Nearly six in ten (59%) people distrust the former Prime Minister when he talks about whether Britain should remain in the EU, with just 28% saying they trust him on the issue, according to the poll. Mr Blair is even distrusted by those whose views on Britain’s EU membership align closely with his own: only 42% of those who say they are definitely voting ‘in’ trust the ex-Labour PM, compared to 46% who say they distrust him.
Nigel Farage does not fare much better, with 54% saying they don’t trust him on the EU debate, and just over a third of the public (36%) saying they do. Although the UKIP leader is trusted by three-quarters (74%) of those definitely voting ‘out’ in an EU referendum, he is such a polarising figure to non-Ukippers that support for the EU has actually increased while UKIP has grown in prominence..
In terms of the actual voter preferences, it had this to say:
Most have a preference but remain uncertain: they are the ‘Leaners’, with 31% saying they are “leaning towards voting to stay in the EU” and 28% “leaning towards voting to leave the EU”. Both say they want to know what the conditions are before making up their minds. 13% simply can’t choose, answering ‘don’t know’
Surprisingly, their poll shows that the man most trusted in this whole affair is Cameron (with 49% trusting him), but…
The PM remains distrusted on Europe by 41% of the public, predominantly those whose minds are firmly set for ‘in’ or ‘out’. Cameron’s appeal is strongest among the ‘Leaners’.
The key message is that there are an awful lot of “leaners” who need swaying, and at the moment they trust Cameron more than Farage or Blair.
Today, the Telegraph published an interview with Nigel in which he says “Let me lead the ‘out’ campaign in the EU referendum”
Nigel shows a certain impatience with voices like those of Redwood and Oborne:
“The No campaign needs to get itself moving. All this nonsense from very snobby Tories that we should not dominate the campaign and I should go on holiday for six months – forget it!”
In terms of UKIP’s plans to get the Campaign going, the interview reports that Nigel will launch a campaign at a meeting with UKIP activists today. He will say:
“We are going to take the lead, we are going to get cracking. But we will at all times invite others to come along and share the platform with us. We will be launching a massive series of public events and meetings all over the country starting in September. These will be public meetings. They will be live web streamed. We are going to be busy, delivering leaflets through the doors by the million. We are not prepared to stand around and wait.”

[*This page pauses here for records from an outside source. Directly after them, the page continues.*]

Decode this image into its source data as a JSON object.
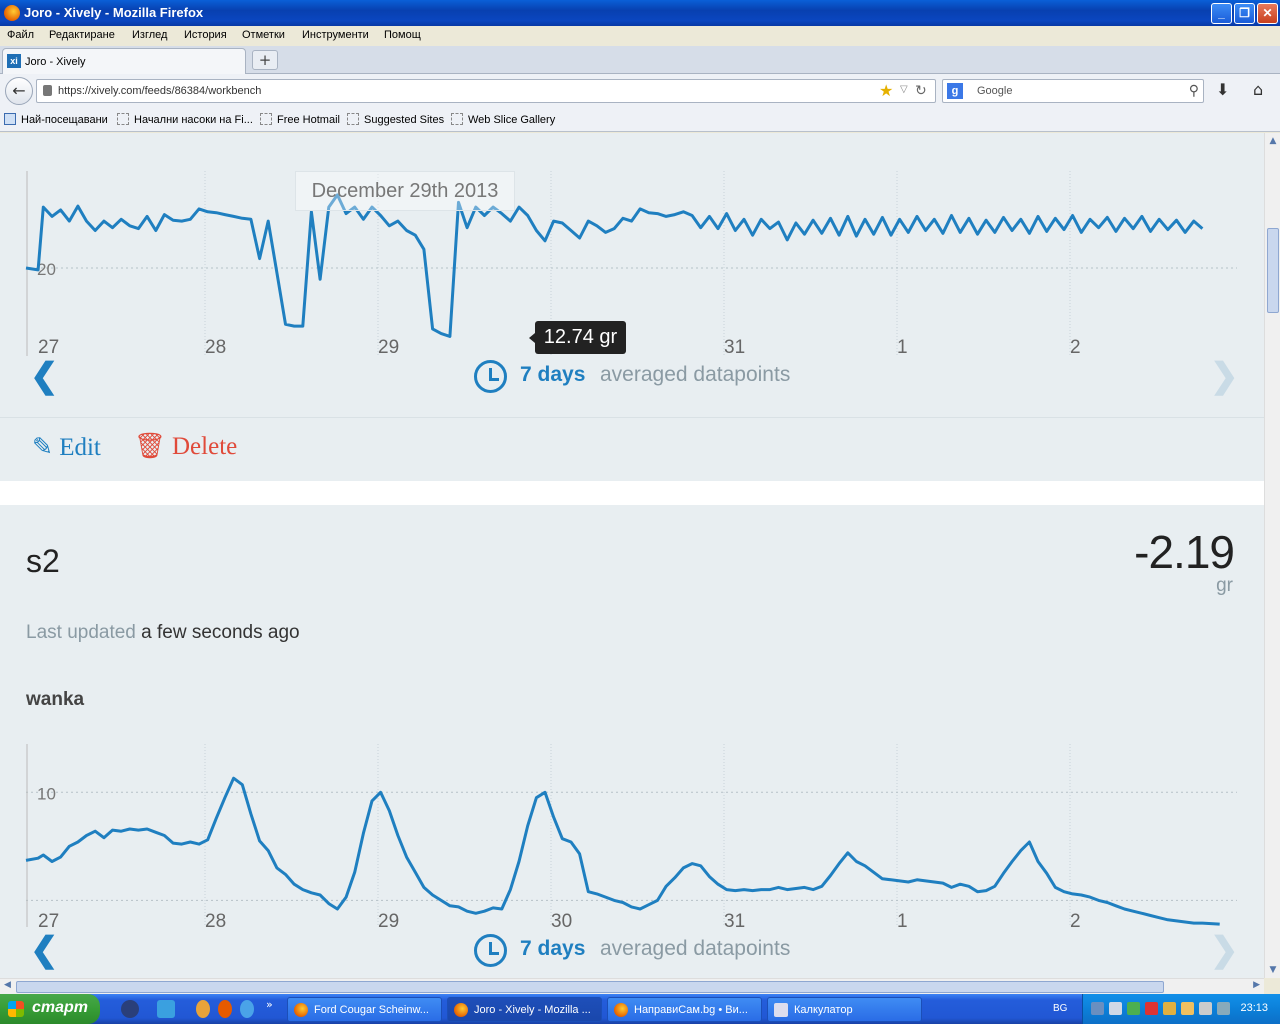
{
  "window": {
    "title": "Joro - Xively - Mozilla Firefox"
  },
  "menu": [
    "Файл",
    "Редактиране",
    "Изглед",
    "История",
    "Отметки",
    "Инструменти",
    "Помощ"
  ],
  "tab": {
    "label": "Joro - Xively"
  },
  "nav": {
    "url": "https://xively.com/feeds/86384/workbench",
    "search_placeholder": "Google"
  },
  "bookmarks": [
    "Най-посещавани",
    "Начални насоки на Fi...",
    "Free Hotmail",
    "Suggested Sites",
    "Web Slice Gallery"
  ],
  "chart1": {
    "tooltip_date": "December 29th 2013",
    "tooltip_value": "12.74 gr",
    "range_days": "7 days",
    "range_label": "averaged datapoints"
  },
  "actions": {
    "edit": "Edit",
    "delete": "Delete"
  },
  "datastream": {
    "id": "s2",
    "value": "-2.19",
    "unit": "gr",
    "updated_label": "Last updated",
    "updated_value": "a few seconds ago",
    "tag": "wanka"
  },
  "chart2": {
    "range_days": "7 days",
    "range_label": "averaged datapoints"
  },
  "chart_data": [
    {
      "type": "line",
      "title": "",
      "xlabel": "",
      "ylabel": "",
      "x_ticks": [
        "27",
        "28",
        "29",
        "30",
        "31",
        "1",
        "2"
      ],
      "y_ticks": [
        "20"
      ],
      "ylim": [
        12,
        28
      ],
      "grid": true,
      "x": [
        0,
        0.07,
        0.1,
        0.15,
        0.2,
        0.25,
        0.3,
        0.35,
        0.4,
        0.45,
        0.5,
        0.55,
        0.6,
        0.65,
        0.7,
        0.75,
        0.8,
        0.85,
        0.9,
        0.95,
        1.0,
        1.05,
        1.1,
        1.15,
        1.2,
        1.25,
        1.3,
        1.35,
        1.4,
        1.45,
        1.5,
        1.55,
        1.6,
        1.65,
        1.7,
        1.75,
        1.8,
        1.85,
        1.9,
        1.95,
        2.0,
        2.05,
        2.1,
        2.15,
        2.2,
        2.25,
        2.3,
        2.35,
        2.4,
        2.45,
        2.5,
        2.55,
        2.6,
        2.65,
        2.7,
        2.75,
        2.8,
        2.85,
        2.9,
        2.95,
        3.0,
        3.05,
        3.1,
        3.15,
        3.2,
        3.25,
        3.3,
        3.35,
        3.4,
        3.45,
        3.5,
        3.55,
        3.6,
        3.65,
        3.7,
        3.75,
        3.8,
        3.85,
        3.9,
        3.95,
        4.0,
        4.05,
        4.1,
        4.15,
        4.2,
        4.25,
        4.3,
        4.35,
        4.4,
        4.45,
        4.5,
        4.55,
        4.6,
        4.65,
        4.7,
        4.75,
        4.8,
        4.85,
        4.9,
        4.95,
        5.0,
        5.05,
        5.1,
        5.15,
        5.2,
        5.25,
        5.3,
        5.35,
        5.4,
        5.45,
        5.5,
        5.55,
        5.6,
        5.65,
        5.7,
        5.75,
        5.8,
        5.85,
        5.9,
        5.95,
        6.0,
        6.05,
        6.1,
        6.15,
        6.2,
        6.25,
        6.3,
        6.35,
        6.4,
        6.45,
        6.5,
        6.55,
        6.6,
        6.65,
        6.7,
        6.75,
        6.8,
        6.85,
        6.9,
        6.95,
        7.0
      ],
      "series": [
        {
          "values": [
            20,
            19.8,
            26.5,
            25.5,
            26.2,
            25.0,
            26.6,
            25.0,
            24.0,
            25.0,
            24.3,
            25.2,
            24.5,
            24.2,
            25.5,
            24.0,
            25.7,
            25.1,
            25.0,
            25.2,
            26.3,
            26.0,
            25.9,
            25.7,
            25.5,
            25.3,
            25.2,
            21.0,
            25.0,
            19.5,
            14.0,
            13.8,
            13.8,
            26.0,
            18.8,
            26.5,
            27.8,
            25.8,
            26.5,
            25.2,
            26.5,
            25.6,
            24.5,
            25.0,
            24.0,
            23.5,
            22.0,
            13.5,
            13.0,
            12.7,
            27.0,
            24.3,
            26.5,
            25.6,
            26.5,
            25.8,
            25.0,
            26.5,
            25.6,
            24.0,
            22.9,
            25.0,
            24.8,
            24.0,
            23.2,
            25.0,
            24.5,
            23.8,
            24.2,
            25.3,
            25.0,
            26.3,
            25.9,
            25.8,
            25.5,
            25.7,
            26.0,
            25.6,
            24.3,
            25.5,
            24.2,
            25.8,
            24.0,
            25.2,
            23.5,
            25.2,
            24.2,
            24.9,
            23.0,
            24.8,
            23.6,
            25.1,
            23.7,
            25.3,
            23.5,
            25.5,
            23.4,
            25.2,
            23.6,
            25.4,
            23.5,
            25.2,
            23.8,
            25.5,
            24.0,
            25.2,
            23.7,
            25.6,
            23.8,
            25.3,
            23.6,
            25.1,
            23.8,
            25.4,
            24.0,
            25.2,
            23.7,
            25.5,
            23.9,
            25.3,
            24.1,
            25.6,
            23.8,
            25.2,
            24.3,
            25.4,
            23.9,
            25.3,
            24.2,
            25.5,
            23.9,
            25.2,
            24.1,
            25.1,
            23.8,
            25.0,
            24.2
          ]
        }
      ]
    },
    {
      "type": "line",
      "title": "",
      "xlabel": "",
      "ylabel": "",
      "x_ticks": [
        "27",
        "28",
        "29",
        "30",
        "31",
        "1",
        "2"
      ],
      "y_ticks": [
        "10"
      ],
      "ylim": [
        -2,
        14
      ],
      "grid": true,
      "x": [
        0,
        0.07,
        0.1,
        0.15,
        0.2,
        0.25,
        0.3,
        0.35,
        0.4,
        0.45,
        0.5,
        0.55,
        0.6,
        0.65,
        0.7,
        0.75,
        0.8,
        0.85,
        0.9,
        0.95,
        1.0,
        1.05,
        1.1,
        1.15,
        1.2,
        1.25,
        1.3,
        1.35,
        1.4,
        1.45,
        1.5,
        1.55,
        1.6,
        1.65,
        1.7,
        1.75,
        1.8,
        1.85,
        1.9,
        1.95,
        2.0,
        2.05,
        2.1,
        2.15,
        2.2,
        2.25,
        2.3,
        2.35,
        2.4,
        2.45,
        2.5,
        2.55,
        2.6,
        2.65,
        2.7,
        2.75,
        2.8,
        2.85,
        2.9,
        2.95,
        3.0,
        3.05,
        3.1,
        3.15,
        3.2,
        3.25,
        3.3,
        3.35,
        3.4,
        3.45,
        3.5,
        3.55,
        3.6,
        3.65,
        3.7,
        3.75,
        3.8,
        3.85,
        3.9,
        3.95,
        4.0,
        4.05,
        4.1,
        4.15,
        4.2,
        4.25,
        4.3,
        4.35,
        4.4,
        4.45,
        4.5,
        4.55,
        4.6,
        4.65,
        4.7,
        4.75,
        4.8,
        4.85,
        4.9,
        4.95,
        5.0,
        5.05,
        5.1,
        5.15,
        5.2,
        5.25,
        5.3,
        5.35,
        5.4,
        5.45,
        5.5,
        5.55,
        5.6,
        5.65,
        5.7,
        5.75,
        5.8,
        5.85,
        5.9,
        5.95,
        6.0,
        6.05,
        6.1,
        6.15,
        6.2,
        6.25,
        6.3,
        6.35,
        6.4,
        6.45,
        6.5,
        6.55,
        6.6,
        6.65,
        6.7,
        6.75,
        6.8,
        6.85,
        6.9,
        6.95,
        7.0
      ],
      "series": [
        {
          "values": [
            3.7,
            3.9,
            4.2,
            3.6,
            4.0,
            5.0,
            5.4,
            6.0,
            6.4,
            5.8,
            6.5,
            6.4,
            6.6,
            6.5,
            6.6,
            6.3,
            6.0,
            5.3,
            5.2,
            5.4,
            5.2,
            5.6,
            7.6,
            9.5,
            11.3,
            10.7,
            8.0,
            5.5,
            4.6,
            3.0,
            2.4,
            1.5,
            1.0,
            0.7,
            0.5,
            -0.3,
            -0.8,
            0.3,
            2.6,
            6.2,
            9.2,
            10.0,
            8.3,
            6.0,
            4.0,
            2.6,
            1.2,
            0.5,
            0.0,
            -0.5,
            -0.6,
            -1.0,
            -1.2,
            -1.0,
            -0.7,
            -0.8,
            1.0,
            3.6,
            6.9,
            9.5,
            10.0,
            7.7,
            5.7,
            5.4,
            4.3,
            0.8,
            0.6,
            0.3,
            0.0,
            -0.2,
            -0.6,
            -0.8,
            -0.4,
            0.0,
            1.3,
            2.1,
            3.0,
            3.4,
            3.2,
            2.2,
            1.5,
            1.0,
            0.9,
            1.0,
            0.9,
            1.0,
            1.0,
            1.2,
            1.0,
            1.1,
            1.2,
            1.0,
            1.3,
            2.3,
            3.4,
            4.4,
            3.6,
            3.2,
            2.6,
            2.0,
            1.9,
            1.8,
            1.7,
            1.9,
            1.8,
            1.7,
            1.6,
            1.2,
            1.5,
            1.3,
            0.8,
            0.9,
            1.3,
            2.5,
            3.6,
            4.6,
            5.4,
            3.6,
            2.5,
            1.2,
            0.8,
            0.6,
            0.5,
            0.3,
            0.0,
            -0.2,
            -0.5,
            -0.8,
            -1.0,
            -1.2,
            -1.4,
            -1.6,
            -1.8,
            -1.9,
            -2.0,
            -2.1,
            -2.1,
            -2.15,
            -2.19
          ]
        }
      ]
    }
  ],
  "taskbar": {
    "start_label": "старт",
    "tasks": [
      "Ford Cougar Scheinw...",
      "Joro - Xively - Mozilla ...",
      "НаправиСам.bg • Ви...",
      "Калкулатор"
    ],
    "lang": "BG",
    "time": "23:13"
  }
}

The “drip, drip, drip” of continuous Pro-EU propaganda from the likes of the BBC, Murdoch’s media empire, a majority of MPs and Ministers, the EU itself and outfits like British Influence is there already.
I am certain that more will join in the debate over how the “Out” (or “No” if you prefer) campaign will be run, and who will lead it, but Nigel is right on one thing:
Whoever leads it, the campaign to save Britain has to start right now.